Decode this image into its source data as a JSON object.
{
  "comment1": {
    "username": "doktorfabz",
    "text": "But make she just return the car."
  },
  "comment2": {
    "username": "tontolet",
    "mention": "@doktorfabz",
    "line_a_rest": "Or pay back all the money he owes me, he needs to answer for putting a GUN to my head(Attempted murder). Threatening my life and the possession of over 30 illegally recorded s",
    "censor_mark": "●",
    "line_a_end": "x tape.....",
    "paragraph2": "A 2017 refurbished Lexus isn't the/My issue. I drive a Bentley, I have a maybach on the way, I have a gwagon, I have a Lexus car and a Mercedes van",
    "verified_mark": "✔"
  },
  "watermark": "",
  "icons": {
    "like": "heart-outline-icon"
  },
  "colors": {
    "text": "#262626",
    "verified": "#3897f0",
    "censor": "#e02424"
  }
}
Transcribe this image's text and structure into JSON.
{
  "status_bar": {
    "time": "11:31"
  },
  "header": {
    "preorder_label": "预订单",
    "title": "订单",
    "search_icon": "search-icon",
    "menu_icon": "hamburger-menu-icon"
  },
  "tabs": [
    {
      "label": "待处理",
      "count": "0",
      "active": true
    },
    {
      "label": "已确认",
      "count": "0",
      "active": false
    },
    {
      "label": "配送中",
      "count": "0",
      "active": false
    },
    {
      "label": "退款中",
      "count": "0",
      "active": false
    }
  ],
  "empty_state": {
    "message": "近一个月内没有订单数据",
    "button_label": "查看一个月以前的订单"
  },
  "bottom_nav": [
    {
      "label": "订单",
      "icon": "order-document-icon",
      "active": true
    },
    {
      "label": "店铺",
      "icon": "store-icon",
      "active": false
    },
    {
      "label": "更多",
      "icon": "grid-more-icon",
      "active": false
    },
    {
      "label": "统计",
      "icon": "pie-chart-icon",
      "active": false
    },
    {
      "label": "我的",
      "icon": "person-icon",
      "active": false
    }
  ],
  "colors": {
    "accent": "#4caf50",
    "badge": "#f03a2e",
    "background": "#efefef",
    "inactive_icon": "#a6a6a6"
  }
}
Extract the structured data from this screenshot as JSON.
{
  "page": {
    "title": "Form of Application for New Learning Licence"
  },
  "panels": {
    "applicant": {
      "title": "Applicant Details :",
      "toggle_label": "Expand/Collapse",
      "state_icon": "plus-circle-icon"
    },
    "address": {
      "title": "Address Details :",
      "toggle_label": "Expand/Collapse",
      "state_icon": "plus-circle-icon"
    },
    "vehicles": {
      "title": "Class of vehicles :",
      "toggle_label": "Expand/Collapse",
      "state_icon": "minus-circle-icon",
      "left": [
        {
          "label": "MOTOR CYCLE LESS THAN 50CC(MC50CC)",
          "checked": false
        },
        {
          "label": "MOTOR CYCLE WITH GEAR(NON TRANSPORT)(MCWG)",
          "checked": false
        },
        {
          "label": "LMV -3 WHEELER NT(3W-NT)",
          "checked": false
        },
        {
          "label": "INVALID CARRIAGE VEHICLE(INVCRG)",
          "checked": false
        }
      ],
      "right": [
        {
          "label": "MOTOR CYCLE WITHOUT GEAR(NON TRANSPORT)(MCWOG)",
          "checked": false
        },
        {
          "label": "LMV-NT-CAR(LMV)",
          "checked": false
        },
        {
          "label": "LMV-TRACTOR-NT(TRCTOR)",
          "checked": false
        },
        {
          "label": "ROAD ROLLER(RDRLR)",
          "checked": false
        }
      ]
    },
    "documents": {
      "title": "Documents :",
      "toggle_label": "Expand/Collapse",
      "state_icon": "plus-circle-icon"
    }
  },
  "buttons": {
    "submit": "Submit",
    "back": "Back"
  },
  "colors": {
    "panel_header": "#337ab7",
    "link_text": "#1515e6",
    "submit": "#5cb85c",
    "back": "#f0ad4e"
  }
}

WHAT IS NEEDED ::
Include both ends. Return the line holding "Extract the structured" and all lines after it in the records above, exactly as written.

OUTPUT FOR THIS TASK ::
Extract the structured data from this screenshot as JSON.
{
  "page": {
    "title": "Form of Application for New Learning Licence"
  },
  "panels": {
    "applicant": {
      "title": "Applicant Details :",
      "toggle_label": "Expand/Collapse",
      "state_icon": "plus-circle-icon"
    },
    "address": {
      "title": "Address Details :",
      "toggle_label": "Expand/Collapse",
      "state_icon": "plus-circle-icon"
    },
    "vehicles": {
      "title": "Class of vehicles :",
      "toggle_label": "Expand/Collapse",
      "state_icon": "minus-circle-icon",
      "left": [
        {
          "label": "MOTOR CYCLE LESS THAN 50CC(MC50CC)",
          "checked": false
        },
        {
          "label": "MOTOR CYCLE WITH GEAR(NON TRANSPORT)(MCWG)",
          "checked": false
        },
        {
          "label": "LMV -3 WHEELER NT(3W-NT)",
          "checked": false
        },
        {
          "label": "INVALID CARRIAGE VEHICLE(INVCRG)",
          "checked": false
        }
      ],
      "right": [
        {
          "label": "MOTOR CYCLE WITHOUT GEAR(NON TRANSPORT)(MCWOG)",
          "checked": false
        },
        {
          "label": "LMV-NT-CAR(LMV)",
          "checked": false
        },
        {
          "label": "LMV-TRACTOR-NT(TRCTOR)",
          "checked": false
        },
        {
          "label": "ROAD ROLLER(RDRLR)",
          "checked": false
        }
      ]
    },
    "documents": {
      "title": "Documents :",
      "toggle_label": "Expand/Collapse",
      "state_icon": "plus-circle-icon"
    }
  },
  "buttons": {
    "submit": "Submit",
    "back": "Back"
  },
  "colors": {
    "panel_header": "#337ab7",
    "link_text": "#1515e6",
    "submit": "#5cb85c",
    "back": "#f0ad4e"
  }
}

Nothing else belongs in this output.